Facility with calculus, specifically integration and differentiation, is mandatory for just about any technical discipline.  Slog the first is setting up the problem, Slog the second is hacking through whatever differential equations and/or integrals present themselves.  For those of us of a certain age, getting to calculus in high school was a badge of honor and being able to evaluate difficult integrals through clever substitutions and grit a point of pride.

Time has passed and the standards have gone up.  Way way up.  The kids these days are learning more, learning it earlier, and are scaling peaks we didn’t know existed.  The mathematics subculture on the Internet is fueling this fire and a particular segment of Youtube is devoted to these calculations both for fun and for education.  MIT has even held an “Integration Bee” for many years where students go head-to-head under time pressure.
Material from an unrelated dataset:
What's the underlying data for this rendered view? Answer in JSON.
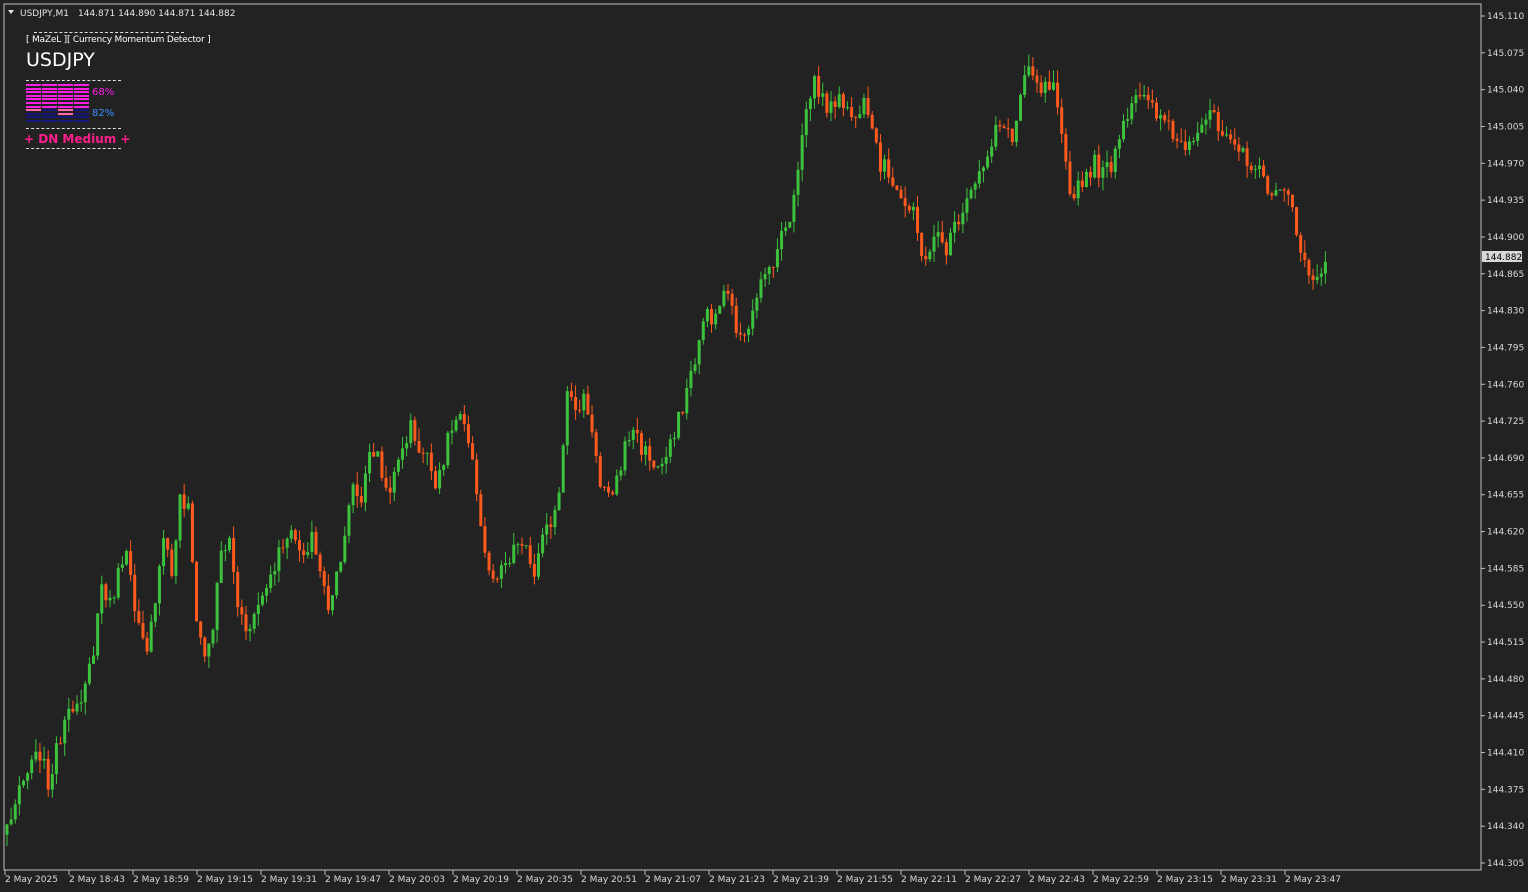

Leading this pack is Jens Fehlau, an early twenty-something bro from Germany whose skills and presentation style make us glad we aren’t in a class where he’s ruining the curve.  His Flammable (formerly Fappable) Maths channel  has a strong following with early videos in German and more recent ones in excellent English with calming sounds of chalk on a chalkboard.  Fehlau also reminds me of a college classmate of mine who did exactly that and is now an eminent professor of chemistry.

Here’s one of his playlists.  Fair warning – the language can get salty at times.

Youtube Channel: Flammable Maths

So, is he a wunderkind, discovered young and educated for future Math Olympiads and a Fields Medal?  Nope.  He’s trained as a baker and hopes to teach school.

 

Giants of the Earth: Bethe, Dyson, and Knuth – oh, my!

The Web of Stories project finds legends of many disciplines and lets them speak at length about their lives and careers.   For years, one could only watch these on the project website and embed up to five videos.  This was an unfortunate limitation since these interviews are broken into well over a hundred short segments.  Now, WoS has uploaded a large fraction of its library to its Youtube channel with embeddable playlists.  Here are three leading lights of the past century, two of whom are still vigorous well into this one: Physicist Hans Bethe, polymath Freeman Dyson, and computer scientist Donald Knuth.  The breadth of their accomplishments and their constancy over decades is astonishing, their modesty likewise even though none  have anything to be modest about.

Youtube Channel: Web of Stories